Ananya Achar on her Novel “The Teacher’s Daughter” and Writing Journey

Ananya Achar, a 23-year-old software engineer with a wide range of passions grew up as the daughter of a teacher herself and was thus inspired to create a story based on her own life. Ananya’s imagination knows no bounds as she weaves tales that blend reality and imagination, taking readers on extraordinary adventures. She has a knack for exaggeration, transforming everyday moments into thrilling escapades. The Teacher’s Daughter by Ananya Achar consists of several nostalgic moments that would make the reader yearn to go back to their school years.

Ananya Achar, author of The Teacher’s Daughter

1. How was your time in school?

Quite amazing to say the very least. It was definitely a mixed roller-coaster ride but my school memories are and will continue to be cherished for a really long time. I consider myself extremely lucky to have had a unique schooling experience and I often joke about it. My name “Ananya” means unique and it definitely entitles me to feel that every path of my life is unique. I enjoyed having certain school memories just for myself. I do not share those with anyone but I am glad. It was also the time when my life was entirely simple and not complicated. Some days were good days and the other days could have gone better. Fortunately, I embraced the joy on good days and learnt lessons on the bad ones. Very similar to the protagonist of the book, I had my perks of being a teacher’s daughter and also, I faced certain backlash for the same. Nonetheless, it was the best phase of my life. Hands down!

2. What inspired your literary curiosity?

To be very honest, I am not a passive reader or a writer. I have read all the famous books and was probably up to date when I was a little kid but growing up meant no time for books. Never in 1000 years had I imagined myself writing a book. I think that is the beauty of life. Its unpredictability is a charm. It was a spontaneous decision to pen down my childhood memories in the form of a story. I was always good at telling stories but I never really could formulate anything out of it. But yeah, it fell in place by the end of it. 

3. What would it be if you could tell your younger writing self anything?

Haha! My younger writing self was not at all good at writing. She always made a ton of spelling errors and grammatical mistakes. She probably still does. But yeah, I would definitely ask her to continue writing in her diary and not give it up every 2 months. I would also ask her to write what she writes with confidence and to worry less about what other people have to say. I would also tell her “it is completely fine to make mistakes and to be imperfect.”

4. Do you believe that a writer needs to have strong emotions?

Yes! Emotions are certainly needed to catch the attention of the reader. It makes it easier for the reader to connect with the author and the story. Lack of emotion can often lead to good narratives but terrible flows and no audience. 

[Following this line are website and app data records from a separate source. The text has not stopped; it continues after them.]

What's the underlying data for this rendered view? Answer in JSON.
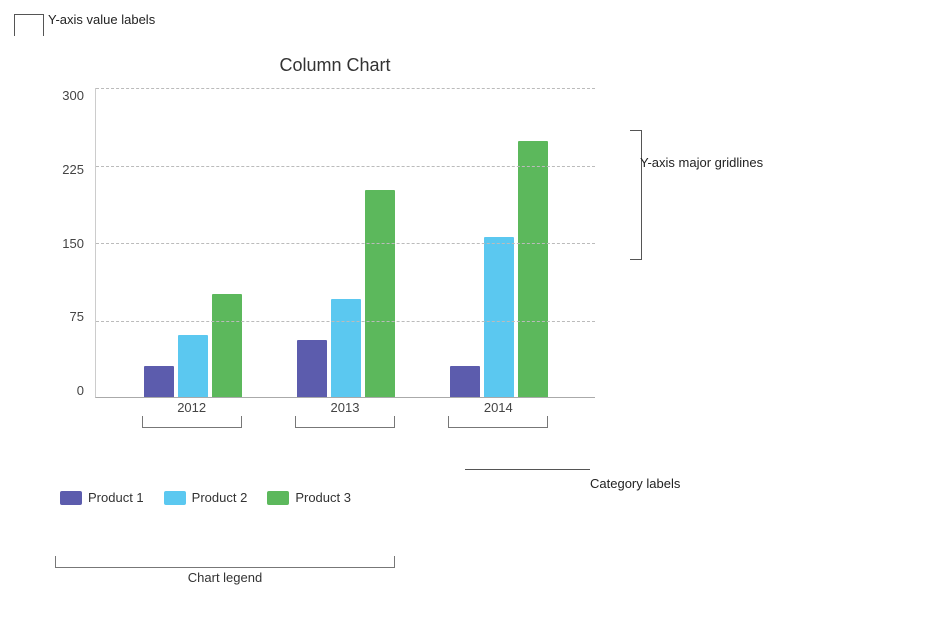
{
  "title": "Column Chart",
  "yAxis": {
    "labels": [
      "300",
      "225",
      "150",
      "75",
      "0"
    ]
  },
  "xAxis": {
    "labels": [
      "2012",
      "2013",
      "2014"
    ]
  },
  "series": [
    {
      "name": "Product 1",
      "color": "#5c5cad",
      "values": [
        30,
        55,
        30
      ]
    },
    {
      "name": "Product 2",
      "color": "#5bc8f0",
      "values": [
        60,
        95,
        155
      ]
    },
    {
      "name": "Product 3",
      "color": "#5cb85c",
      "values": [
        100,
        200,
        248
      ]
    }
  ],
  "maxValue": 300,
  "annotations": {
    "yAxisLabel": "Y-axis value labels",
    "yAxisGridlines": "Y-axis major gridlines",
    "categoryLabels": "Category labels",
    "chartLegend": "Chart legend"
  }
}
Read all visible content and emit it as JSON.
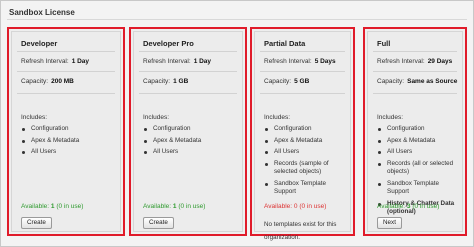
{
  "section_title": "Sandbox License",
  "labels": {
    "refresh": "Refresh Interval:",
    "capacity": "Capacity:",
    "includes": "Includes:",
    "available": "Available:"
  },
  "cards": [
    {
      "name": "Developer",
      "refresh": "1 Day",
      "capacity": "200 MB",
      "includes": [
        "Configuration",
        "Apex & Metadata",
        "All Users"
      ],
      "available": "1",
      "in_use": "(0 in use)",
      "button": "Create"
    },
    {
      "name": "Developer Pro",
      "refresh": "1 Day",
      "capacity": "1 GB",
      "includes": [
        "Configuration",
        "Apex & Metadata",
        "All Users"
      ],
      "available": "1",
      "in_use": "(0 in use)",
      "button": "Create"
    },
    {
      "name": "Partial Data",
      "refresh": "5 Days",
      "capacity": "5 GB",
      "includes": [
        "Configuration",
        "Apex & Metadata",
        "All Users",
        "Records (sample of selected objects)",
        "Sandbox Template Support"
      ],
      "available": "0",
      "in_use": "(0 in use)",
      "note": "No templates exist for this organization."
    },
    {
      "name": "Full",
      "refresh": "29 Days",
      "capacity": "Same as Source",
      "includes": [
        "Configuration",
        "Apex & Metadata",
        "All Users",
        "Records (all or selected objects)",
        "Sandbox Template Support",
        "History & Chatter Data (optional)"
      ],
      "available": "3",
      "in_use": "(0 in use)",
      "button": "Next"
    }
  ]
}
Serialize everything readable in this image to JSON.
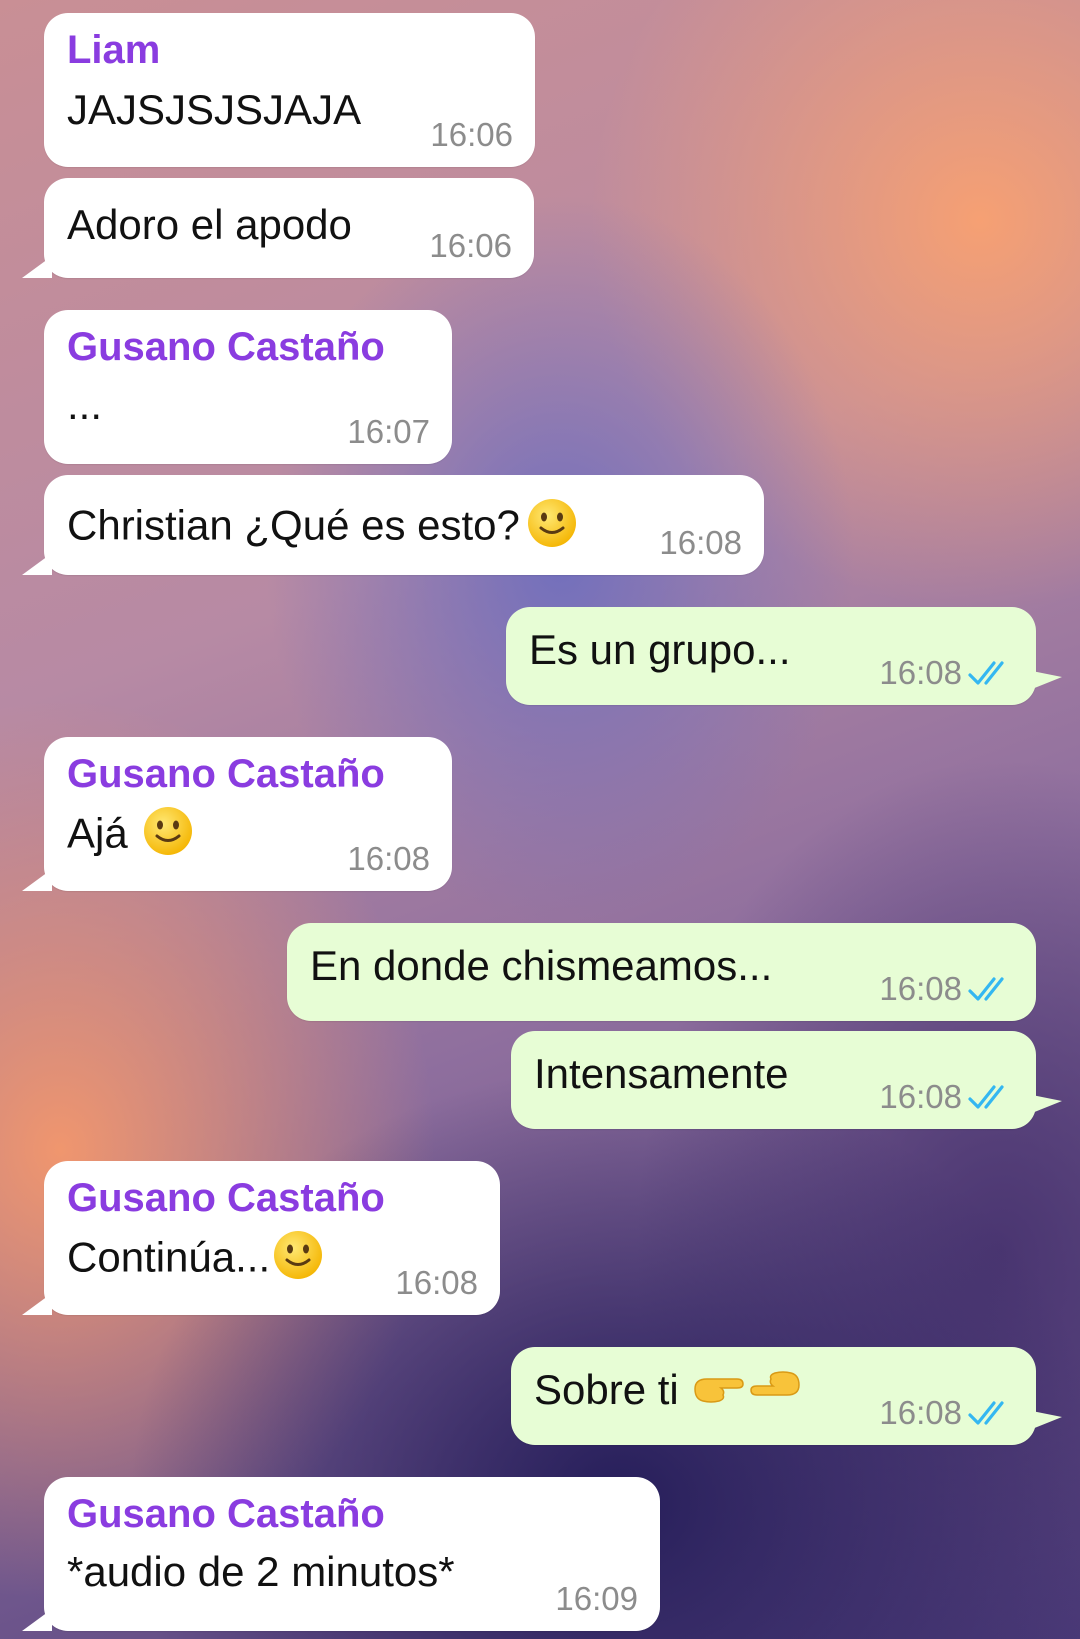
{
  "colors": {
    "incoming_bubble": "#ffffff",
    "outgoing_bubble": "#e7fdd5",
    "sender_name": "#8a3ce0",
    "read_ticks": "#34b7f1"
  },
  "messages": [
    {
      "direction": "incoming",
      "sender": "Liam",
      "text": "JAJSJSJSJAJA",
      "time": "16:06"
    },
    {
      "direction": "incoming",
      "text": "Adoro el apodo",
      "time": "16:06"
    },
    {
      "direction": "incoming",
      "sender": "Gusano Castaño",
      "text": "...",
      "time": "16:07"
    },
    {
      "direction": "incoming",
      "text": "Christian ¿Qué es esto?",
      "emoji": "slightly-smiling-face",
      "time": "16:08"
    },
    {
      "direction": "outgoing",
      "text": "Es un grupo...",
      "time": "16:08",
      "status": "read"
    },
    {
      "direction": "incoming",
      "sender": "Gusano Castaño",
      "text": "Ajá",
      "emoji": "slightly-smiling-face",
      "time": "16:08"
    },
    {
      "direction": "outgoing",
      "text": "En donde chismeamos...",
      "time": "16:08",
      "status": "read"
    },
    {
      "direction": "outgoing",
      "text": "Intensamente",
      "time": "16:08",
      "status": "read"
    },
    {
      "direction": "incoming",
      "sender": "Gusano Castaño",
      "text": "Continúa...",
      "emoji": "slightly-smiling-face",
      "time": "16:08"
    },
    {
      "direction": "outgoing",
      "text": "Sobre ti",
      "emoji": "pointing-fingers-together",
      "time": "16:08",
      "status": "read"
    },
    {
      "direction": "incoming",
      "sender": "Gusano Castaño",
      "text": "*audio de 2 minutos*",
      "time": "16:09"
    }
  ]
}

5. Is writing every day a ritual?

Absolutely not! I never really write as much as I want to. I suffer from an acute case of perfectionism that makes me question every line I write. However, I really want to get back to writing and explore the different genres. My younger self would write more than I do today but I want to change it in the future. 

6. What are some of your life’s passions?

I love to write. It is a different story that I do not write much but I love writing. It gives me a sense of freedom and it is a perfect way to unwind on a really stressful work day. Apart from that, I also support education. I am extremely passionate about education, maybe because I come from a family of teachers and principals but I believe strongly that education can eradicate half of the world’s problems and issues and help people lead a better life.

7. Any advice for our aspiring writers?

I really don’t believe I am set to give advice to any writer but I think aspiring writers should experiment as much as they can. They should be willing to take risks and figure out what they are good at eventually. Probably I would say something I tell myself all the time, “Keep making mistakes, but make sure to learn from it and never give up.”

8. What is your favourite childhood book?

Oh, this is tough. I really love Nancy Drew. I even had a list of all the books by Carolyn Keene and would tick it off as and when I read it. I would sometimes enact like I was Nancy and that I would solve mysteries along with my imaginary friends. Yikes! 

9. Which animal, and why, best embodies your writing style?

I love animals and so choosing one would be darn difficult. But I guess it is the closest to a Cheetah. Fastest and more often than not, I land perfectly on the prey. I write quickly and I believe the best of me comes out while doing so.